律法VS.恩典 By Rick Joyner
(摘自喬納 word for the week, Week 6, 2012)
Law vs. Grace
Week 6, 2012
Years ago, I read a study on alcoholism about how this problem affected different people groups. It was very illuminating. The great surprise was that the group who had the highest percentage of alcoholics was a conservative evangelical denomination that forbids the drinking of any kind of alcohol. Just as surprising was the finding that the people group who had the lowest percentage of alcoholics were the Jews who drink freely. Over the years, other similar findings have been found, highlighting a biblical truth that the Apostle Paul wrote in I Corinthians 15:56: “The sting of death is sin, and the power of sin is the law.”
We do not use science to establish our theology, but sometimes it confirms it. Legalism tends to work the opposite of its intended result, actually empowering sin, and will never be the antidote to lawlessness. Of course, the entire U.S. learned this under prohibition. Not only did the drinking in America continue under prohibition, but it seemed to increase, as well as other crimes. Prohibition made criminals out of otherwise law-abiding citizens, which seemed to just open them up to all sorts of crime and disregard for the law.
Even so, alcoholism is a terrible thing, destroying many families and lives in a most cruel way. Though I do not know of any alcoholism in my own family, I have seen its scourge close up, and it is understandable that anyone who has suffered with it in their own family would tend to be a legalist in regard to drinking. Even so, it does not work. We can put people in jail so that they do not sin, but this will never take the sin out of their hearts. Given freedom from the jail, they are likely to go to even worse extremes, with the accompanying guilt and shame driving them even further out.
I am not trying to promote drinking, but I am warning against becoming like the Pharisees and making manmade laws that exceed the biblical commandments. It is not only counterproductive in dealing with the problem, but it makes hypocrites out of good moral people. We must throw off the tyranny of legalism that is unnecessarily causing many to stumble.
I have attended Jewish events and weddings where there were always open bars, but I do not ever remember seeing anyone even tipsy. There is the freedom to drink, but also a culture of moderation. The church is supposed to be a culture of liberty because we are told “where the Spirit of the Lord is, there is liberty” (see II Corinthians 3:17). Moderation can be a far more powerful witness than abstinence. Abstinence can imply weakness and a lack of self-control.
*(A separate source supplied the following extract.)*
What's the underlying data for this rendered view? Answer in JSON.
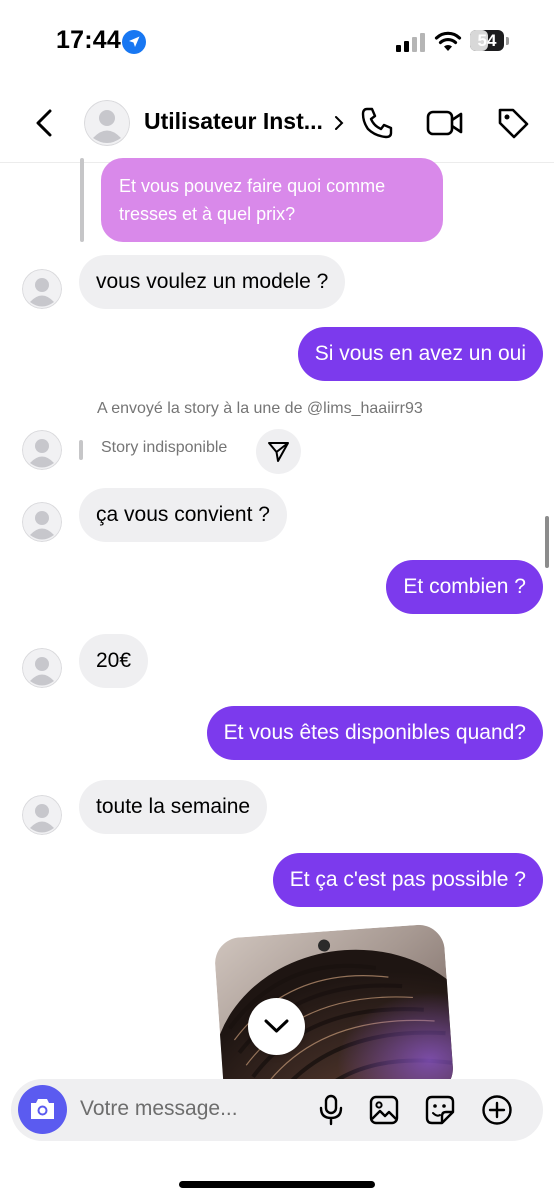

However, people who lack self-control and have excessive and compulsive personalities do not need to drink at all. As the Word also teaches, for the sake of love, those who have liberty in certain things should show restraint when they are with those who are weak. It is far worse to ever cause anyone to stumble. We need to be committed to this restraint while also refusing to kowtow to the legalists.
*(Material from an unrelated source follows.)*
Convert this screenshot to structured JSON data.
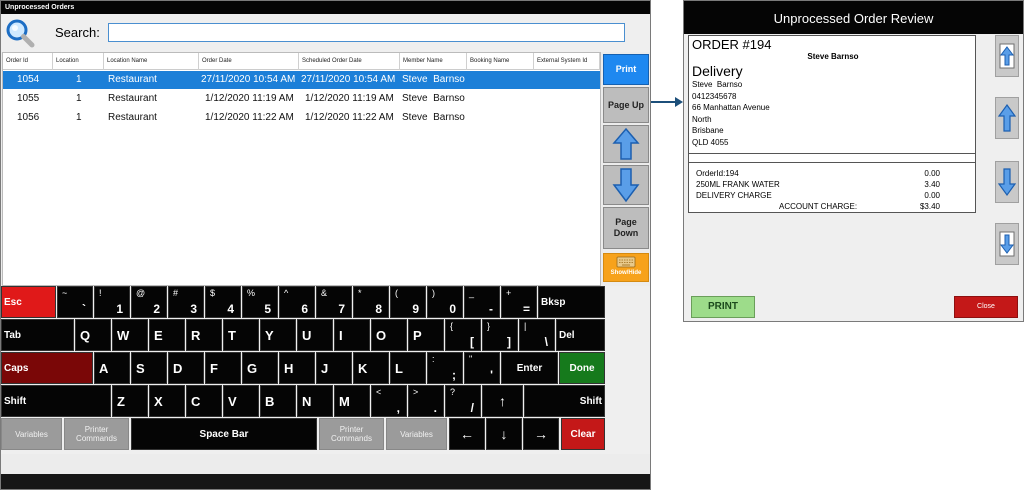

Jesus had remarkable grace toward sinners but had no tolerance for the self-righteous or for the legalists. If the church had the same Spirit as Christ, sinners would be rushing to the doors of the church for help instead of being repelled by it. We often quote how we love the sinners but hate the sin. However, far too many sinners are met with hate, or at least a moral haughtiness, when they meet Christians. This is not the demeanor of the whole church, but there is far too much self-righteousness, which not only repels sinners who need Christ, but it repels Christ. It was not the sinners or even the demon possessed, but the self-righteous who persecuted Jesus and then had Him crucified.
Of course, there is a ditch on either side of the path of life— lawlessness on one side and legalism on the other. Many who fall into a ditch on one side overreact and then fall into the opposite ditch. Moderation is the key to staying in the middle of the path of life. This is why we are told in Philippians 4:5, “Let your moderation be known unto all men” (KJV).
I lean toward the side of liberty out of the theological conviction of what the New Testament teaches. However, I also know very well how good the fruit is of strict, even authoritarian programs for helping people who are especially weak in self-control and often fall to addictive practices. Those who have a tendency toward lawlessness may need to lean toward more severe discipline. Those prone toward legalism may need to lean a little bit the other way. Even so, our goal should be to walk down the center of the road.
The center of the road is holiness. This has become a bad word with many because it implies legalism, but true holiness is the greatest liberty we can ever know and the greatest protection against excessive or sinful behavior. The “beauty of holiness” is a characteristic of the authentic and is so attractive that it will draw the worse sinners with awe and wonder. It reveals to them in their innermost being what they were created to be.
We will continue examining what holiness is next week because it is essential for the true Christian life, but we must get free of the concepts that distort it. Our goal is to know the voice of the Lord and follow Him, not just methods or formulas, and removing the hindrances to this that both legalism and lawlessness are.